Did You Know?
Instant coffee is not just a drink. It's also a major ingredient in Caffenol-C, a homemade developing liquid for black-and-white photos. Interestingly, the cheaper the brand of instant coffee, the better it usually works for developing photos.
Looking for instant coffee in your local supermarket? Popular brands include Nescafé, Starbucks VIA, Maxwell House, Folgers, Robert Timms, International Roast, and Kava (a reduced acid instant coffee).
In general, an 8-ounce serving of instant coffee contains 27 to 173 milligrams of caffeine, but most range between 100 to 160 milligrams. A decaf instant coffee usually contains 2 to 12 milligrams of caffeine.
Here are the specific quantities of caffeine found in a few popular brands of coffee:
- Folgers Classic Roast instant coffee (2 tablespoons / 12 ounces): 148 milligrams
- Maxwell House 100 percent Colombian (2 tablespoons / 12 ounces): 100 to 160 milligrams
- Maxwell House Dark Roast (2 tablespoons / 12 ounces): 100-160 milligrams
- Maxwell House International Café (all flavors; 2.66 tablespoons / 12 to 16 ounces): 40 to 130 milligrams
- Maxwell House Master Blend (2 tablespoons / 12 ounces): 100 to 160 milligrams
- Maxwell House Original Roast (2 tablespoons / 12 ounces): 100 to 160 milligrams
- Nescafé instant coffee: approximately 65 milligrams per 6-ounce serving
- Starbucks VIA House Blend instant coffee (1 packet): 135 milligrams
Decaf instant coffee is made by decaffeinating the coffee beans prior to brewing and powdering them.
Health Effects: Instant vs. Regular Coffee
Although instant coffee is basically just coffee with the water taken out and then added back in before it's drunk, there are some health differences between regular coffee and instant coffee.
Whereas a normal cup of coffee has about 400 milligrams of polyphenols (a type of antioxidant) per 180-milliliter serving, instant coffee has about 320 milligrams per serving.

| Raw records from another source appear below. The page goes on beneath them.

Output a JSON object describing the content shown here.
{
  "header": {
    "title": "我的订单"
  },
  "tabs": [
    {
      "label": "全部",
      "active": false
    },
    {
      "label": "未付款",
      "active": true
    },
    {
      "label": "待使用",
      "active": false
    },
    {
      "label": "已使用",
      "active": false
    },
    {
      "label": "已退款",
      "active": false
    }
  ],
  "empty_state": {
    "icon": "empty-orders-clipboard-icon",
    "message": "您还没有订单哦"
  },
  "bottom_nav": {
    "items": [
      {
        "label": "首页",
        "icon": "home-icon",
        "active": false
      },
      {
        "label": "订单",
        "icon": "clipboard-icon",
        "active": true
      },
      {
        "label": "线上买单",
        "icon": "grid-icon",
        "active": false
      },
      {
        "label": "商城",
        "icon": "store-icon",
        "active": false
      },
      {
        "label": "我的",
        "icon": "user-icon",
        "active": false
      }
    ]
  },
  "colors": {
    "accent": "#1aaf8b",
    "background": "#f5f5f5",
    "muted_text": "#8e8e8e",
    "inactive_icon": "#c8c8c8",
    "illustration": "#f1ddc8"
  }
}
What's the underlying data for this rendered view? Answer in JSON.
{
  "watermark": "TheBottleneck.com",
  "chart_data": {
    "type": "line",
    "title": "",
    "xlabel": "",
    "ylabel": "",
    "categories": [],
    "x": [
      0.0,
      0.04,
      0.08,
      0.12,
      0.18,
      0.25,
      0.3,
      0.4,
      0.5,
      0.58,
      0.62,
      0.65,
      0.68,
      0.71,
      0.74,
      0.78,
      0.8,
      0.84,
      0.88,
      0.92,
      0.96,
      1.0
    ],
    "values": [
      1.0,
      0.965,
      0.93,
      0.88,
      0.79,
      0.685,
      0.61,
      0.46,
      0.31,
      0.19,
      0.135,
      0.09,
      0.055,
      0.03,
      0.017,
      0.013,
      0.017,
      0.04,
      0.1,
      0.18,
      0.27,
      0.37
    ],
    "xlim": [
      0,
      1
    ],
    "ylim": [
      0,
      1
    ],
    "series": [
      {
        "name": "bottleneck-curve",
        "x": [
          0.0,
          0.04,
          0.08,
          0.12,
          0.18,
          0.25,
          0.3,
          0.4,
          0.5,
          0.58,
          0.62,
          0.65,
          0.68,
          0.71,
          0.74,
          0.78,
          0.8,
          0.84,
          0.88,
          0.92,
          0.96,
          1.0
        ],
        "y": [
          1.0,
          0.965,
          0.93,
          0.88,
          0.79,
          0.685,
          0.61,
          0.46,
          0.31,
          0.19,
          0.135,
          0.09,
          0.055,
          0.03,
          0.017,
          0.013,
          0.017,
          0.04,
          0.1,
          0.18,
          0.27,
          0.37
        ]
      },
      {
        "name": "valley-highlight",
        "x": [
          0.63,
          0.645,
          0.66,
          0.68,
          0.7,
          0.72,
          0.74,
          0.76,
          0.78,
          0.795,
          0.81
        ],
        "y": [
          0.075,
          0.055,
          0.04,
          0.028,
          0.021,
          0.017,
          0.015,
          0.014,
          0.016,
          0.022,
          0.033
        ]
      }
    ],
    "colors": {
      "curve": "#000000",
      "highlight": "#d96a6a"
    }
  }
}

Instant coffee generally has a slightly reduced caffeine level compared to freshly brewed coffee, so if you're concerned about getting too much caffeine, this could be a benefit for you.
For unknown reasons, instant coffee may decrease iron absorption compared to regular coffee. Normally, the intestines absorb about 5.88 percent of the iron you ingest. With regular drip coffee, that percentage is reduced to 1.64 percent. With instant coffee, it is only 0.97 percent.
Tip: You can avoid any malabsorption of iron due to coffee consumption by drinking coffee one hour or more before eating. Also, don't drink coffee for several hours after eating.
There is some indication that there may be an increased risk of bladder cancer for women who drink instant coffee compared to regular coffee. This possible increased risk does not appear to apply to men.
Interestingly, brewed instant coffee is generally much lower in the carcinogen acrylamide than freshly brewed coffee (3 to 7 parts per billion for instant compared to 6 to 13 parts per billion for brewed).
Instant Coffee vs. Espresso Powder
Espresso powder—or instant espresso—is very similar to instant coffee, but it's stronger and is often made from a better quality coffee. It's usually made from darker roasted beans with a higher percentage of Arabica beans in the blend, resulting in a darker, smoother taste. It's also usually dried with the freeze-drying method to preserve flavor.
You can substitute instant coffee for instant espresso in recipes by using 50 percent more than the recipe calls for. But be warned, it may have a harsher taste than it would if you use espresso powder. Adding a little extra sugar can help counteract unwanted bitterness from instant coffee powder.